The justices and their clerks are obviously quite experienced when it comes to qualitatively assessing purported circuit splits. But in a new amicus brief urging the Supreme Court to grant a petition by chipmaker Nvidia, Stanford Law School professor Joseph Grundfest told the justices about a new methodology he has devised to quantify the significance of circuit splits, based on what Grundfest calls the “market share” of the appellate courts on opposite sides of the split.

The new Grundfest test, which the professor laid out in more detail in a working paper, opens new tab titled Quantifying the Significance of Circuit Splits in Petitions for Certiorari: The Case of Securities Fraud Litigation, relies on two key metrics.
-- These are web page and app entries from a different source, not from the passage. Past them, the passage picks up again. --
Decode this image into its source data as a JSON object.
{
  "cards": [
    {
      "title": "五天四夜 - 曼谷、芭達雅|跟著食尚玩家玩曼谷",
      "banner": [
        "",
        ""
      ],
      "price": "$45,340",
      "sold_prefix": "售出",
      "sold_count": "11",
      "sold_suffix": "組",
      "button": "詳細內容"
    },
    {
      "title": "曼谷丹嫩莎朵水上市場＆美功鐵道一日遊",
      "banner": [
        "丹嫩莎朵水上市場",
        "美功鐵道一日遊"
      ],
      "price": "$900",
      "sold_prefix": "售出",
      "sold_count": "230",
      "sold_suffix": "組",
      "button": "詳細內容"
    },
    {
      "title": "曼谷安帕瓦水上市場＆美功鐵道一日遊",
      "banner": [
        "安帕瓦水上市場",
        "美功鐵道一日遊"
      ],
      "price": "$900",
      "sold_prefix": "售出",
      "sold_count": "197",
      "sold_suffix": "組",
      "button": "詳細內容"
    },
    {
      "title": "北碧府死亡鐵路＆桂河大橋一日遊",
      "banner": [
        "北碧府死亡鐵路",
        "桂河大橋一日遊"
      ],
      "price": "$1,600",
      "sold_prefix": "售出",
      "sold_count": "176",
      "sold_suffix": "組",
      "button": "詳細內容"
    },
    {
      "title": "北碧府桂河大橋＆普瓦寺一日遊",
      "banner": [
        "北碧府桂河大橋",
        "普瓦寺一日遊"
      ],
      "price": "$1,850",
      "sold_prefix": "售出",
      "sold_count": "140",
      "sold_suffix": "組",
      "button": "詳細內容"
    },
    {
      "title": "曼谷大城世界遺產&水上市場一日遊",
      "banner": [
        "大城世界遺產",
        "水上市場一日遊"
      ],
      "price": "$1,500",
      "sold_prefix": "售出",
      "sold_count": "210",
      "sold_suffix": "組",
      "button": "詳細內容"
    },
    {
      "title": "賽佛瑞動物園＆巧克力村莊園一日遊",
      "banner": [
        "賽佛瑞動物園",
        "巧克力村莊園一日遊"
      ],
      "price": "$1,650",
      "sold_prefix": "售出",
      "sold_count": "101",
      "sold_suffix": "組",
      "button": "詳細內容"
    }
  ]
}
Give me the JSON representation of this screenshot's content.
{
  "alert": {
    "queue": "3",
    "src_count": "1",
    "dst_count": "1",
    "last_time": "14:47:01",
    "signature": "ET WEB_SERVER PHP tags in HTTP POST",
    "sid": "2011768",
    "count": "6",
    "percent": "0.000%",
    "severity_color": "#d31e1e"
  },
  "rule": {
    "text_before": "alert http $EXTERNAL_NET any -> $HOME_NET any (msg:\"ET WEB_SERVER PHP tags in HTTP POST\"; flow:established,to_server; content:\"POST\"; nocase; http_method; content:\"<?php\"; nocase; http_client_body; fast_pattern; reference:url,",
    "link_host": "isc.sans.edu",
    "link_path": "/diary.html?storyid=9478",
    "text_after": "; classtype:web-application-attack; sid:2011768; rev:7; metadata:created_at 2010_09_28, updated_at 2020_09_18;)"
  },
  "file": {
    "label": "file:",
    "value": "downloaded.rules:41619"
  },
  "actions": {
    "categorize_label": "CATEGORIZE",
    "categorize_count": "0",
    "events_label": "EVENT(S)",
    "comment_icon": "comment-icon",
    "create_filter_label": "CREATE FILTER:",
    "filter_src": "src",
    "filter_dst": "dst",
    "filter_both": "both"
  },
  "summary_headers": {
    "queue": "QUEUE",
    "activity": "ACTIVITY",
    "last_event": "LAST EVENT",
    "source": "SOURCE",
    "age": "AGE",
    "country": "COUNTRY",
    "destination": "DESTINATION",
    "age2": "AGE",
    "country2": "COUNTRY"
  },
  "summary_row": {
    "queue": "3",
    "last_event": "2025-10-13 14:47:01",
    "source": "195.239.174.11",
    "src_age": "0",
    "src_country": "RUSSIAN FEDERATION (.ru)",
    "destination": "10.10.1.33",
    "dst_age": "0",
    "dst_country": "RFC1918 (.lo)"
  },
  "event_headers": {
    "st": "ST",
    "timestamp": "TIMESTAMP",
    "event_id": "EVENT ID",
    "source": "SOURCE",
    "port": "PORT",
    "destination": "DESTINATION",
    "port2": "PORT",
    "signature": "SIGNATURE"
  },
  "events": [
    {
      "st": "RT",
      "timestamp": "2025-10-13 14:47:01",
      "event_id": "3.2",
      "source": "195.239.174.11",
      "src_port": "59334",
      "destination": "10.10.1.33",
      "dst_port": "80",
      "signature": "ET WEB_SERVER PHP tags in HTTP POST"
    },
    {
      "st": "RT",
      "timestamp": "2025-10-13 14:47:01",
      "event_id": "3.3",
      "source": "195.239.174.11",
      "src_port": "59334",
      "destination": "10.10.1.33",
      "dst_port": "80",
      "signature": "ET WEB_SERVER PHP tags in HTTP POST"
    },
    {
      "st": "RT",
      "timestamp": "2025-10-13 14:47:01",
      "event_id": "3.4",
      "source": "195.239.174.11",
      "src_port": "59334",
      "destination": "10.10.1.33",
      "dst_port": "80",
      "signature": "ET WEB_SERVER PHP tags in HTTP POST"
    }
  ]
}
The first, called “aggregate circuit split share,” estimates the economic consequences of the split, or, as Grundfest’s lawyers at Quinn Emanuel Urquhart & Sullivan explained in the Nvidia brief, “the aggregate share of the overall market implicated by the conflict.”

Source: US Supreme Court case marks debut for Stanford prof’s circuit split test | Reuters